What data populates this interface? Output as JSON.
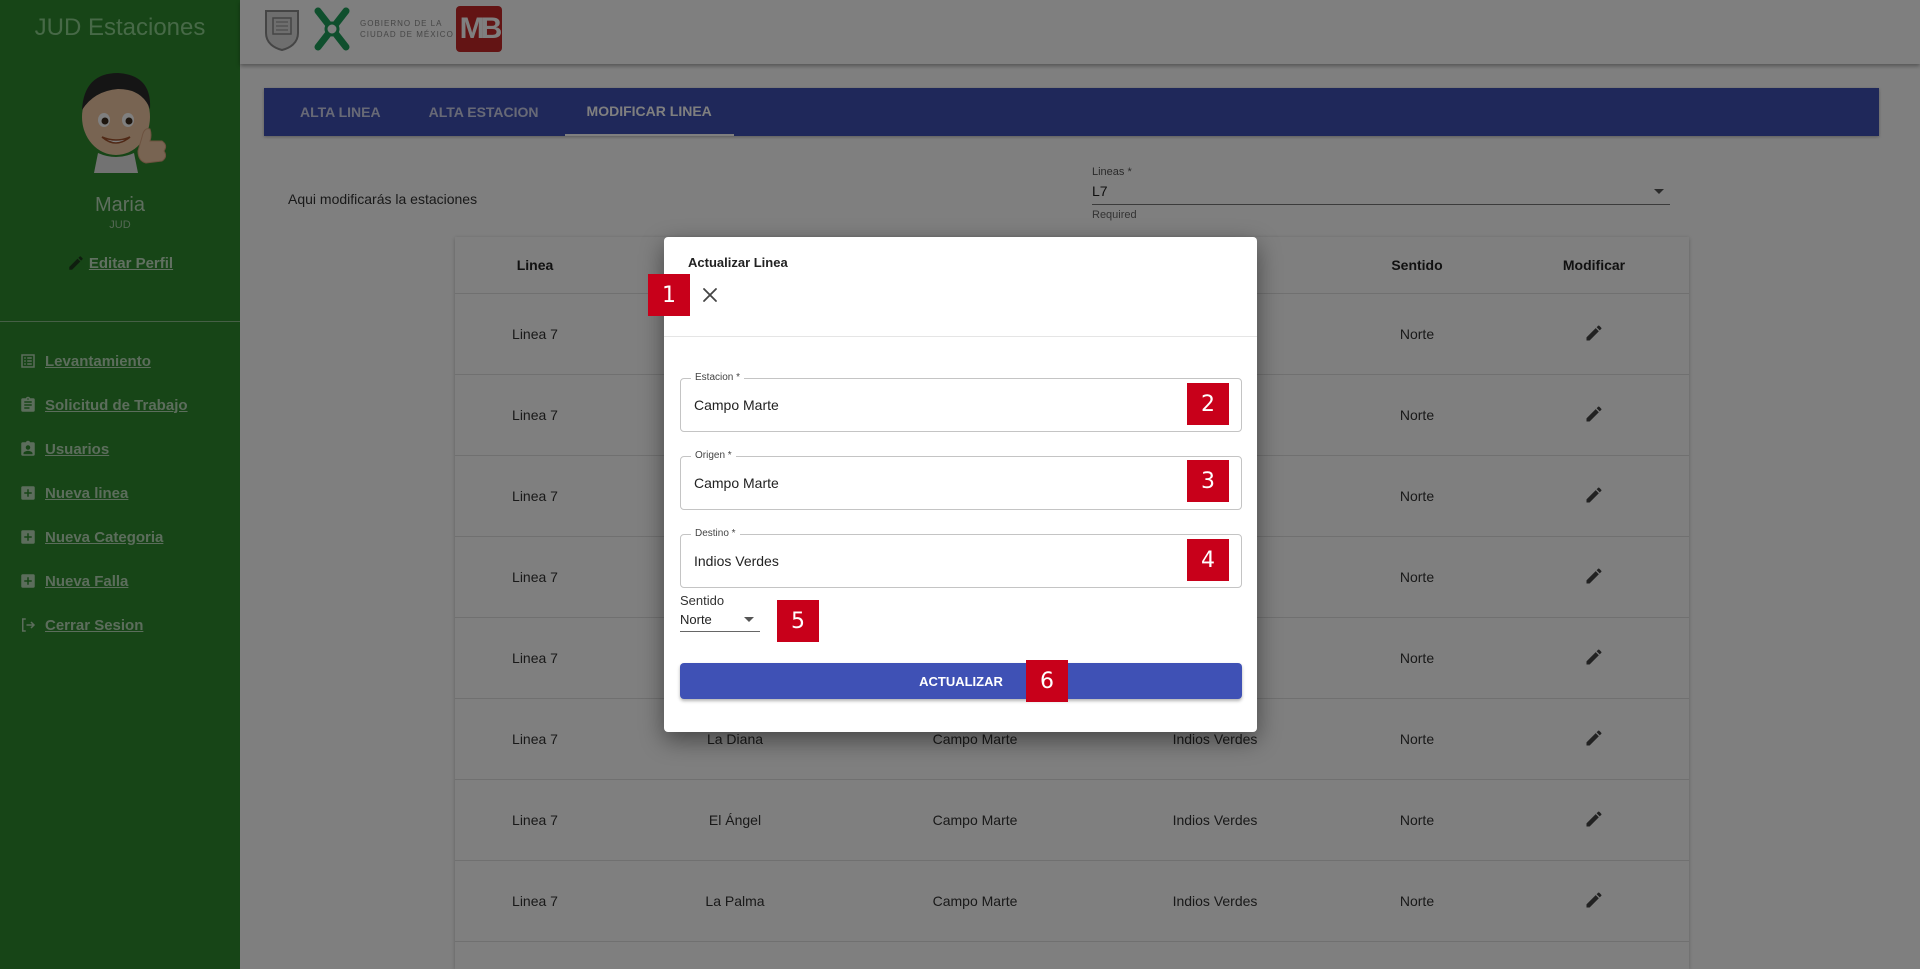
{
  "sidebar": {
    "brand": "JUD Estaciones",
    "user_name": "Maria",
    "user_role": "JUD",
    "edit_profile": "Editar Perfil",
    "items": [
      {
        "label": "Levantamiento",
        "icon": "list-icon"
      },
      {
        "label": "Solicitud de Trabajo",
        "icon": "clipboard-icon"
      },
      {
        "label": "Usuarios",
        "icon": "user-badge-icon"
      },
      {
        "label": "Nueva linea",
        "icon": "add-box-icon"
      },
      {
        "label": "Nueva Categoria",
        "icon": "add-box-icon"
      },
      {
        "label": "Nueva Falla",
        "icon": "add-box-icon"
      },
      {
        "label": "Cerrar Sesion",
        "icon": "logout-icon"
      }
    ]
  },
  "header": {
    "logo_text_line1": "GOBIERNO DE LA",
    "logo_text_line2": "CIUDAD DE MÉXICO"
  },
  "tabs": [
    {
      "label": "ALTA LINEA",
      "active": false
    },
    {
      "label": "ALTA ESTACION",
      "active": false
    },
    {
      "label": "MODIFICAR LINEA",
      "active": true
    }
  ],
  "main": {
    "description": "Aqui modificarás la estaciones",
    "lines_select": {
      "label": "Lineas *",
      "value": "L7",
      "helper": "Required"
    }
  },
  "table": {
    "headers": [
      "Linea",
      "",
      "",
      "",
      "Sentido",
      "Modificar"
    ],
    "rows": [
      [
        "Linea 7",
        "",
        "",
        "",
        "Norte"
      ],
      [
        "Linea 7",
        "",
        "",
        "",
        "Norte"
      ],
      [
        "Linea 7",
        "",
        "",
        "",
        "Norte"
      ],
      [
        "Linea 7",
        "",
        "",
        "",
        "Norte"
      ],
      [
        "Linea 7",
        "",
        "",
        "",
        "Norte"
      ],
      [
        "Linea 7",
        "La Diana",
        "Campo Marte",
        "Indios Verdes",
        "Norte"
      ],
      [
        "Linea 7",
        "El Ángel",
        "Campo Marte",
        "Indios Verdes",
        "Norte"
      ],
      [
        "Linea 7",
        "La Palma",
        "Campo Marte",
        "Indios Verdes",
        "Norte"
      ]
    ]
  },
  "modal": {
    "title": "Actualizar Linea",
    "estacion": {
      "label": "Estacion *",
      "value": "Campo Marte"
    },
    "origen": {
      "label": "Origen *",
      "value": "Campo Marte"
    },
    "destino": {
      "label": "Destino *",
      "value": "Indios Verdes"
    },
    "sentido": {
      "label": "Sentido",
      "value": "Norte"
    },
    "submit": "ACTUALIZAR"
  },
  "badges": [
    "1",
    "2",
    "3",
    "4",
    "5",
    "6"
  ],
  "colors": {
    "sidebar": "#2e8b2e",
    "primary": "#3f51b5",
    "badge": "#c8001a"
  }
}
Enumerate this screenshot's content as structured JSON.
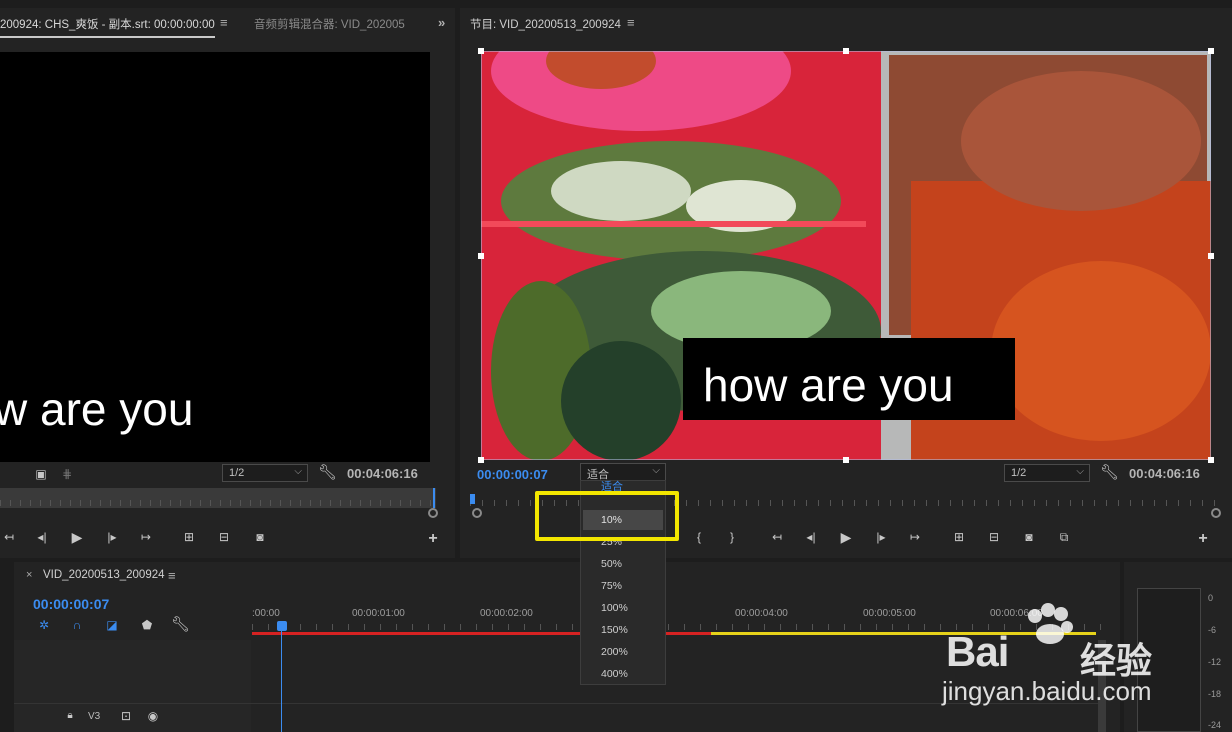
{
  "source_monitor": {
    "tab_label": "200924:  CHS_爽饭 - 副本.srt: 00:00:00:00",
    "second_tab_label": "音频剪辑混合器: VID_202005",
    "caption_text": "w are you",
    "resolution": "1/2",
    "duration": "00:04:06:16"
  },
  "program_monitor": {
    "tab_label": "节目: VID_20200513_200924",
    "caption_text": "how are you",
    "current_time": "00:00:00:07",
    "zoom_value": "适合",
    "resolution": "1/2",
    "duration": "00:04:06:16"
  },
  "zoom_dropdown": {
    "options": [
      "适合",
      "10%",
      "25%",
      "50%",
      "75%",
      "100%",
      "150%",
      "200%",
      "400%"
    ],
    "highlighted": "10%"
  },
  "timeline": {
    "tab_label": "VID_20200513_200924",
    "close_glyph": "×",
    "current_time": "00:00:00:07",
    "ruler": [
      ":00:00",
      "00:00:01:00",
      "00:00:02:00",
      "00:00:04:00",
      "00:00:05:00",
      "00:00:06:00"
    ],
    "track_label": "V3"
  },
  "audio_meter": {
    "labels": [
      "0",
      "-6",
      "-12",
      "-18",
      "-24"
    ]
  },
  "watermark": {
    "brand": "Bai",
    "brand_cn": "经验",
    "url": "jingyan.baidu.com"
  },
  "colors": {
    "accent_blue": "#3b8cf0",
    "highlight_yellow": "#f3e600",
    "track_red": "#d62222",
    "track_yellow": "#e6d21a"
  }
}
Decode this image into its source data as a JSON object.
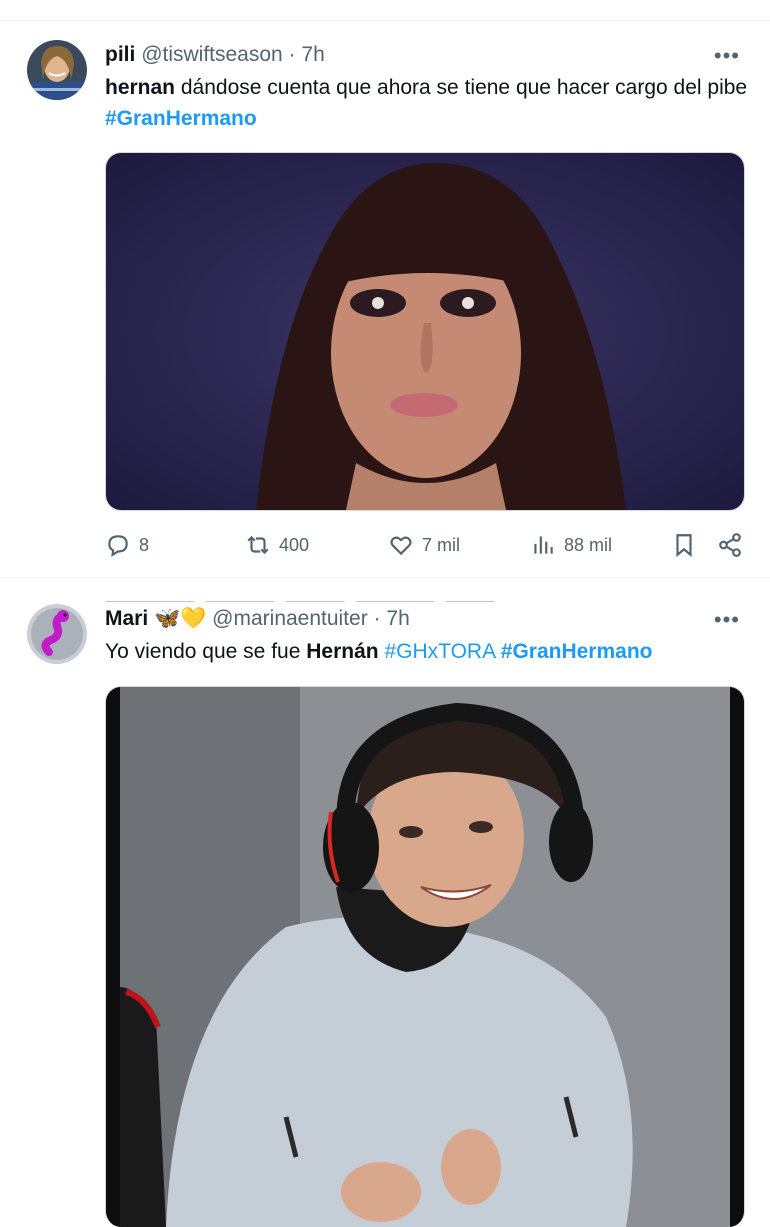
{
  "tweets": [
    {
      "name": "pili",
      "handle": "@tiswiftseason",
      "separator": "·",
      "time": "7h",
      "more": "•••",
      "text": {
        "bold_lead": "hernan",
        "body": " dándose cuenta que ahora se tiene que hacer cargo del pibe ",
        "hashtag": "#GranHermano"
      },
      "actions": {
        "replies": "8",
        "retweets": "400",
        "likes": "7 mil",
        "views": "88 mil"
      }
    },
    {
      "name": "Mari",
      "emoji": "🦋💛",
      "handle": "@marinaentuiter",
      "separator": "·",
      "time": "7h",
      "more": "•••",
      "text": {
        "lead": "Yo viendo que se fue ",
        "bold_word": "Hernán",
        "space": " ",
        "hashtag1": "#GHxTORA",
        "hashtag2": "#GranHermano"
      }
    }
  ],
  "icons": [
    "reply-icon",
    "retweet-icon",
    "like-icon",
    "views-icon",
    "bookmark-icon",
    "share-icon",
    "more-icon"
  ],
  "colors": {
    "hashtag": "#1d9bf0",
    "secondary_text": "#536471",
    "divider": "#eff3f4"
  }
}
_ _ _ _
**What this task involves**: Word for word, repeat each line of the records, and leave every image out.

**Response to this task**:
What data populates this interface? Output as JSON.
{
  "sidebar": {
    "brand": "JUD Estaciones",
    "user_name": "Maria",
    "user_role": "JUD",
    "edit_profile": "Editar Perfil",
    "items": [
      {
        "label": "Levantamiento",
        "icon": "list-icon"
      },
      {
        "label": "Solicitud de Trabajo",
        "icon": "clipboard-icon"
      },
      {
        "label": "Usuarios",
        "icon": "user-badge-icon"
      },
      {
        "label": "Nueva linea",
        "icon": "add-box-icon"
      },
      {
        "label": "Nueva Categoria",
        "icon": "add-box-icon"
      },
      {
        "label": "Nueva Falla",
        "icon": "add-box-icon"
      },
      {
        "label": "Cerrar Sesion",
        "icon": "logout-icon"
      }
    ]
  },
  "header": {
    "logo_text_line1": "GOBIERNO DE LA",
    "logo_text_line2": "CIUDAD DE MÉXICO"
  },
  "tabs": [
    {
      "label": "ALTA LINEA",
      "active": false
    },
    {
      "label": "ALTA ESTACION",
      "active": false
    },
    {
      "label": "MODIFICAR LINEA",
      "active": true
    }
  ],
  "main": {
    "description": "Aqui modificarás la estaciones",
    "lines_select": {
      "label": "Lineas *",
      "value": "L7",
      "helper": "Required"
    }
  },
  "table": {
    "headers": [
      "Linea",
      "",
      "",
      "",
      "Sentido",
      "Modificar"
    ],
    "rows": [
      [
        "Linea 7",
        "",
        "",
        "",
        "Norte"
      ],
      [
        "Linea 7",
        "",
        "",
        "",
        "Norte"
      ],
      [
        "Linea 7",
        "",
        "",
        "",
        "Norte"
      ],
      [
        "Linea 7",
        "",
        "",
        "",
        "Norte"
      ],
      [
        "Linea 7",
        "",
        "",
        "",
        "Norte"
      ],
      [
        "Linea 7",
        "La Diana",
        "Campo Marte",
        "Indios Verdes",
        "Norte"
      ],
      [
        "Linea 7",
        "El Ángel",
        "Campo Marte",
        "Indios Verdes",
        "Norte"
      ],
      [
        "Linea 7",
        "La Palma",
        "Campo Marte",
        "Indios Verdes",
        "Norte"
      ]
    ]
  },
  "modal": {
    "title": "Actualizar Linea",
    "estacion": {
      "label": "Estacion *",
      "value": "Campo Marte"
    },
    "origen": {
      "label": "Origen *",
      "value": "Campo Marte"
    },
    "destino": {
      "label": "Destino *",
      "value": "Indios Verdes"
    },
    "sentido": {
      "label": "Sentido",
      "value": "Norte"
    },
    "submit": "ACTUALIZAR"
  },
  "badges": [
    "1",
    "2",
    "3",
    "4",
    "5",
    "6"
  ],
  "colors": {
    "sidebar": "#2e8b2e",
    "primary": "#3f51b5",
    "badge": "#c8001a"
  }
}
Enumerate this screenshot's content as structured JSON.
{
  "source_monitor": {
    "tab_label": "200924:  CHS_爽饭 - 副本.srt: 00:00:00:00",
    "second_tab_label": "音频剪辑混合器: VID_202005",
    "caption_text": "w are you",
    "resolution": "1/2",
    "duration": "00:04:06:16"
  },
  "program_monitor": {
    "tab_label": "节目: VID_20200513_200924",
    "caption_text": "how are you",
    "current_time": "00:00:00:07",
    "zoom_value": "适合",
    "resolution": "1/2",
    "duration": "00:04:06:16"
  },
  "zoom_dropdown": {
    "options": [
      "适合",
      "10%",
      "25%",
      "50%",
      "75%",
      "100%",
      "150%",
      "200%",
      "400%"
    ],
    "highlighted": "10%"
  },
  "timeline": {
    "tab_label": "VID_20200513_200924",
    "close_glyph": "×",
    "current_time": "00:00:00:07",
    "ruler": [
      ":00:00",
      "00:00:01:00",
      "00:00:02:00",
      "00:00:04:00",
      "00:00:05:00",
      "00:00:06:00"
    ],
    "track_label": "V3"
  },
  "audio_meter": {
    "labels": [
      "0",
      "-6",
      "-12",
      "-18",
      "-24"
    ]
  },
  "watermark": {
    "brand": "Bai",
    "brand_cn": "经验",
    "url": "jingyan.baidu.com"
  },
  "colors": {
    "accent_blue": "#3b8cf0",
    "highlight_yellow": "#f3e600",
    "track_red": "#d62222",
    "track_yellow": "#e6d21a"
  }
}
Decode this image into its source data as a JSON object.
{
  "tweets": [
    {
      "name": "pili",
      "handle": "@tiswiftseason",
      "separator": "·",
      "time": "7h",
      "more": "•••",
      "text": {
        "bold_lead": "hernan",
        "body": " dándose cuenta que ahora se tiene que hacer cargo del pibe ",
        "hashtag": "#GranHermano"
      },
      "actions": {
        "replies": "8",
        "retweets": "400",
        "likes": "7 mil",
        "views": "88 mil"
      }
    },
    {
      "name": "Mari",
      "emoji": "🦋💛",
      "handle": "@marinaentuiter",
      "separator": "·",
      "time": "7h",
      "more": "•••",
      "text": {
        "lead": "Yo viendo que se fue ",
        "bold_word": "Hernán",
        "space": " ",
        "hashtag1": "#GHxTORA",
        "hashtag2": "#GranHermano"
      }
    }
  ],
  "icons": [
    "reply-icon",
    "retweet-icon",
    "like-icon",
    "views-icon",
    "bookmark-icon",
    "share-icon",
    "more-icon"
  ],
  "colors": {
    "hashtag": "#1d9bf0",
    "secondary_text": "#536471",
    "divider": "#eff3f4"
  }
}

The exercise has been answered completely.